» Task details
Select and copy out every line in the records containing "curry".

-------- Task input --------

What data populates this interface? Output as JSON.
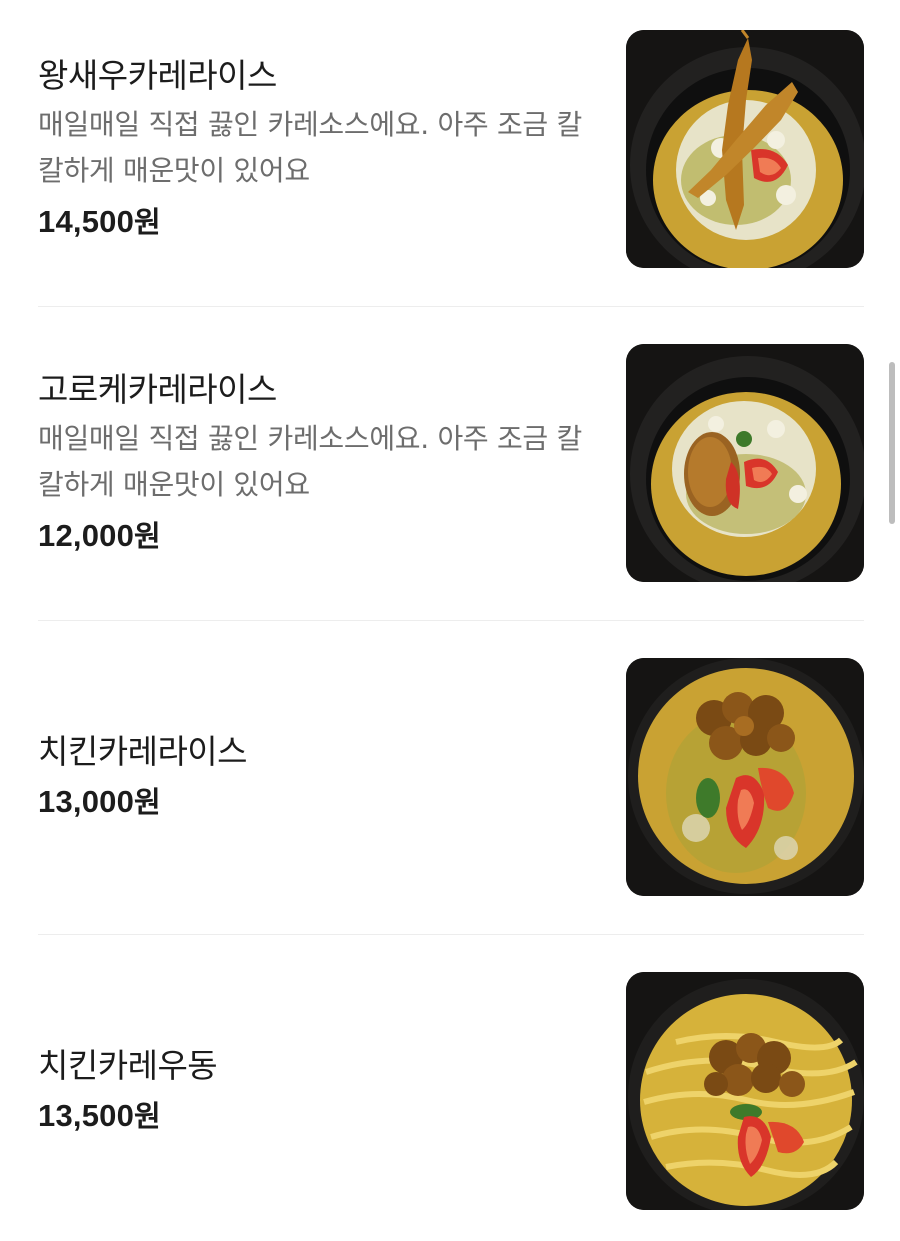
{
  "menu": {
    "items": [
      {
        "name": "왕새우카레라이스",
        "description": "매일매일 직접 끓인 카레소스에요. 아주 조금 칼칼하게 매운맛이 있어요",
        "price": "14,500",
        "currency": "원",
        "image": "curry-rice-with-fried-king-prawns"
      },
      {
        "name": "고로케카레라이스",
        "description": "매일매일 직접 끓인 카레소스에요. 아주 조금 칼칼하게 매운맛이 있어요",
        "price": "12,000",
        "currency": "원",
        "image": "curry-rice-with-croquette"
      },
      {
        "name": "치킨카레라이스",
        "price": "13,000",
        "currency": "원",
        "image": "curry-rice-with-fried-chicken"
      },
      {
        "name": "치킨카레우동",
        "price": "13,500",
        "currency": "원",
        "image": "curry-udon-with-fried-chicken"
      }
    ]
  },
  "colors": {
    "text_primary": "#1c1c1c",
    "text_secondary": "#6d6d6d",
    "divider": "#ededed",
    "curry": "#c9a233",
    "bowl": "#171615",
    "tomato": "#d9352a",
    "fried": "#b6781f",
    "scrollbar": "#bdbdbd"
  }
}
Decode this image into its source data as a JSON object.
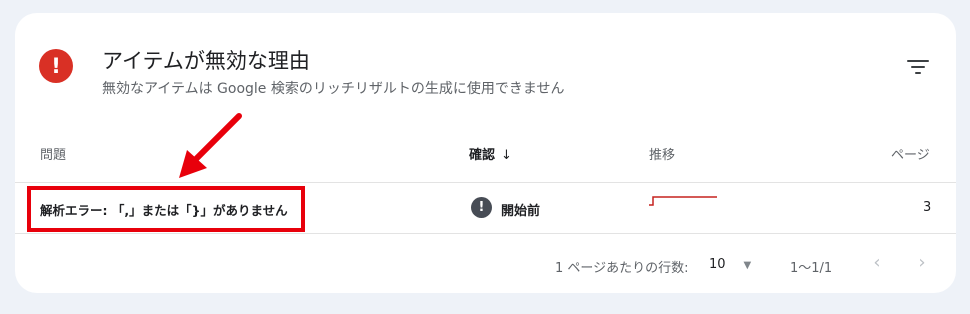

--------

» The completed task
        "image": "curry-rice-with-fried-king-prawns"
        "image": "curry-rice-with-croquette"
        "image": "curry-rice-with-fried-chicken"
        "image": "curry-udon-with-fried-chicken"
    "curry": "#c9a233",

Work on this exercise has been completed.